Viewpoints: Abortion Vote Means Ohio Is Bluer Than The GOP Thinks; Mental Health Struggles Hurt Our Youth
Editorial writers discuss abortion, mental health, colorblindness, and more.
Ohio Voters Pass Issue 1 Abortion Amendment. We Aren't As Red As Republicans Think
Statehouse Republicans put up a nasty fight, but at the end of the day, Ohio voters proved just how out of touch they are and have been. As polls predicted they would, Ohioans enshrined abortion and other reproductive rights into the state constitution and approved a measure that will allow those 21 and older to buy, possess and grow cannabis. (Ray Marcano, 11/7)
Mental Health One Of The Biggest Threats To Our Youth

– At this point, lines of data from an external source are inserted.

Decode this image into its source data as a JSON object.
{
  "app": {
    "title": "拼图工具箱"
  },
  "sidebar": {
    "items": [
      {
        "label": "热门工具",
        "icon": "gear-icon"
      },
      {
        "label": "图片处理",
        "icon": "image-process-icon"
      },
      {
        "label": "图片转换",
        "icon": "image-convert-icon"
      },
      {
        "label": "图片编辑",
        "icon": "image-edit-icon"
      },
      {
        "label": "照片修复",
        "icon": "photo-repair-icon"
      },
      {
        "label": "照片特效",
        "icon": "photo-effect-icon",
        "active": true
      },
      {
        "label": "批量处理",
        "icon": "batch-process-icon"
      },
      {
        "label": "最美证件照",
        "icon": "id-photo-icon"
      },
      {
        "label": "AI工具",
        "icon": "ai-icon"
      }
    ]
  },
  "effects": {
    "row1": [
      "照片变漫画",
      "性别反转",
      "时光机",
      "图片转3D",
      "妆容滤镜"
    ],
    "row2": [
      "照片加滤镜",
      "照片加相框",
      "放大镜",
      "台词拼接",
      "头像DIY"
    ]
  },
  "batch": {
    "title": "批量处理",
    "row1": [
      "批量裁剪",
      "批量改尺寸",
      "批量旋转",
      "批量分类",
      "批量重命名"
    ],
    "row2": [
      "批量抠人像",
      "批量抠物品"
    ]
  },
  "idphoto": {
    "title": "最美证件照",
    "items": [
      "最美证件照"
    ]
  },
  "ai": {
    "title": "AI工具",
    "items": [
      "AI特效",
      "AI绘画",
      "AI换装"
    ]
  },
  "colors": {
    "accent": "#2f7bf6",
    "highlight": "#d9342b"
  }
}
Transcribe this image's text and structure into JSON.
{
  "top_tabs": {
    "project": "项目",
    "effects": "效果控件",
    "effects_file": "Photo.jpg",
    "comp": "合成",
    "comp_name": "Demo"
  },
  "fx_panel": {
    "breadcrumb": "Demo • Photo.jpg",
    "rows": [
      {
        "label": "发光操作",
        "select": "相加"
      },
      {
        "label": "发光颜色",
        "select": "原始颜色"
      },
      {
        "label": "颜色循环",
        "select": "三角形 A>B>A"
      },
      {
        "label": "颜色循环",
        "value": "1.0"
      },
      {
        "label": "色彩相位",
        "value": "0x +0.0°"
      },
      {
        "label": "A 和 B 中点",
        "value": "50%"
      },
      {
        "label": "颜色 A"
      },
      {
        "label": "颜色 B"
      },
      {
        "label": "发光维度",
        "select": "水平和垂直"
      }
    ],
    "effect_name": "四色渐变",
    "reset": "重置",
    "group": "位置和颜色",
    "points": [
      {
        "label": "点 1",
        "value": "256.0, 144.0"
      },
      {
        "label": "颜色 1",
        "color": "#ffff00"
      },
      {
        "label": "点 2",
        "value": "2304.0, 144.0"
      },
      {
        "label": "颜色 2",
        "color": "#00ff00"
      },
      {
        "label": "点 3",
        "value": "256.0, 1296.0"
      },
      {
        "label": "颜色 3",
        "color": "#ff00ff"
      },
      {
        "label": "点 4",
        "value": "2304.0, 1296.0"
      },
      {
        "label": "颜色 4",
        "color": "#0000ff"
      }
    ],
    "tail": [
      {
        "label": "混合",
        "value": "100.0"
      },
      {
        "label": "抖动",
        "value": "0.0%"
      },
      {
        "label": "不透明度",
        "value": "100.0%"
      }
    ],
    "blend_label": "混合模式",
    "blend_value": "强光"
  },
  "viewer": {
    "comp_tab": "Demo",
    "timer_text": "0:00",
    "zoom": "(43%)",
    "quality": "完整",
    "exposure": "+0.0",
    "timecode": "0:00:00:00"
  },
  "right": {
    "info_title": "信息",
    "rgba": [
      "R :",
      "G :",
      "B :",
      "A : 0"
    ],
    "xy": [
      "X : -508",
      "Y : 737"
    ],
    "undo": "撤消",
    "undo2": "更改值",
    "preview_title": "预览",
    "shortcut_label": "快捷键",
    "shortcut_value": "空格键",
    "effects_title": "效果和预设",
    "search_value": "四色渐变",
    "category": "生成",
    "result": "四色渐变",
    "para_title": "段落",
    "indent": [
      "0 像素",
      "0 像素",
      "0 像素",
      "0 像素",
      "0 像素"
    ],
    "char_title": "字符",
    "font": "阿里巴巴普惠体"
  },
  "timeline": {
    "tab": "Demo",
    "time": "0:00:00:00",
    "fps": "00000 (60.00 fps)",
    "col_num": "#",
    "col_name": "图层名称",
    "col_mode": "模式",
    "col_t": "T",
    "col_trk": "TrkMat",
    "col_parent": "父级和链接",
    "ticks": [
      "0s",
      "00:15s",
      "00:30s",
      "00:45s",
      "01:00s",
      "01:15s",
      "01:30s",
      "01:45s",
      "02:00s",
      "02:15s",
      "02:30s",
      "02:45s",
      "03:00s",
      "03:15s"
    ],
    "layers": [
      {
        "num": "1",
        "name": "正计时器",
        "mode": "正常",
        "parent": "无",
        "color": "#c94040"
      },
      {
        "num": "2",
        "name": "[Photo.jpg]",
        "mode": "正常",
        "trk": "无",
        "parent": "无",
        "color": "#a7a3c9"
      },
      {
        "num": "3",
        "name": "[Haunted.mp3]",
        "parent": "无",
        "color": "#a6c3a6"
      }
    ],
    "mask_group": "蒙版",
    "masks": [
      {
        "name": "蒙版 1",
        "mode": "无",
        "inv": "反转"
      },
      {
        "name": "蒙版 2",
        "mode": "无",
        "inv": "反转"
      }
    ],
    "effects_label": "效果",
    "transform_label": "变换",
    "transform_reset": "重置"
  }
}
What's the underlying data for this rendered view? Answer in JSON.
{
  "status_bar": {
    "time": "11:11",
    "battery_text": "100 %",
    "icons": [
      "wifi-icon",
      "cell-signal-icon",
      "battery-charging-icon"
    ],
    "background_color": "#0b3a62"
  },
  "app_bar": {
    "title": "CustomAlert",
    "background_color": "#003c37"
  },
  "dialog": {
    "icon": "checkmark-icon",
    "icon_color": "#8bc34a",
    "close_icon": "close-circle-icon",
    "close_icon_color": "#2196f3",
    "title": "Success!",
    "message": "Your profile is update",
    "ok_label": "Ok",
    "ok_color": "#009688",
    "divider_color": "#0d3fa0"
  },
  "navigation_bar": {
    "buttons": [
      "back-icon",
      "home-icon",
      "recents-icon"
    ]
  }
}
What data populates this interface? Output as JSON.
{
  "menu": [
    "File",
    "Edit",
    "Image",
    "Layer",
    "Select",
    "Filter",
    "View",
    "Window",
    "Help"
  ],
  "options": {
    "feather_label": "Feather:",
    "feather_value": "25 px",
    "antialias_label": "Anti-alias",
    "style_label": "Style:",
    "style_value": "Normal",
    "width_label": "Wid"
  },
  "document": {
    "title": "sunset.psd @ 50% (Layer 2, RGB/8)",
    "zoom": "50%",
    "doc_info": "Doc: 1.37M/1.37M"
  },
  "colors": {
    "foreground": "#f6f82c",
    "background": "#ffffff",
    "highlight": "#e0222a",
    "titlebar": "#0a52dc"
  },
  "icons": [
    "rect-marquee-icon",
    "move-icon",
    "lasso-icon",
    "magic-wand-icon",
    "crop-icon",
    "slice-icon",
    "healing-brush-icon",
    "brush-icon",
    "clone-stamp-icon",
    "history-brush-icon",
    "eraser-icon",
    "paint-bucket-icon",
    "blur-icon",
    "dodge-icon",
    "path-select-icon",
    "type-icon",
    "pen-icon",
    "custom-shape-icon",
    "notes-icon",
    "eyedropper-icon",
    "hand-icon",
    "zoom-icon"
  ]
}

Today, adolescents and youth face "internal risks" at much higher rates than the physical "external risks" of a few decades ago. A 2019 report by the American Academy for Pediatrics noted that for the first time, "Mental health disorders have surpassed physical conditions as the most common reasons children have impairments and limitations." A survey of local high school students in 2021 found that nearly 25% report experiencing depression and 39% report anxiety. (Kate Schroder, 11/6)
The Washington Post:
Colorblindness Affects How Kids Learn. So Why Don’t We Screen For It?
Studies suggest that 80 percent of classroom learning is visual, especially in elementary school, where colors play a large role. Using colors to denote specific information — such as a vivid pie chart, a color-coded map of the United States, or a wrong answer marked in red — can cause colorblind students to misunderstand. Teachers and parents can support these pupils by making easy modifications. However, they need to know there’s a vision deficiency in the first place. (Jessica Wozinsky Fleming, 11/7)
Is There A Price And Time Limit On Human Justice, Freedom, And Dignity?
PEPFAR provided $100 billion over two decades to support HIV care globally, including antiretrovirals (ARVs) to 20.1 million people living with HIV (PLWH); 25 million lives were saved. As an infectious diseases physician and clinical trials investigator, I witnessed firsthand benefits of PEPFAR, which should have been reauthorized without provisions, expanding wide-reaching HIV care. (Jessica Tuan, 11/7)
The New Shift In Health Care Is Toward Less Care
The opioid crisis rocked America, bringing addiction and overdose into the spotlight. But it also highlighted the overtreatment of pain: Medical and dental providers alike overprescribed opioids after procedures and for chronic conditions. Out of that overtreatment came an epidemic. In American health care, overtreatment is common. Recently though, there has been a subtle shift in the opposite direction. It’s possible that “less is more” is catching on. (Elsa Pearson Sites, 11/8)
Supreme Court Has A Huge Decision To Make
On Tuesday, the US Supreme Court heard arguments on a pivotal gun case over a federal law that bars people subject to certain domestic violence restraining orders from possessing firearms. It seems like a pretty common-sense regulation: People who courts have deemed violent threats to their family members, significant others or exes shouldn’t be able to get their hands on deadly weapons. But the staunchly pro-gun-rights conservative justices of the Supreme Court, now in a majority, have the power to overturn this law and put women’s lives at even greater risk. Abuse is always dangerous, but when an abuser has access to a gun, his victim is five times more likely to be murdered by him. (Jill Filipovic, 11/7)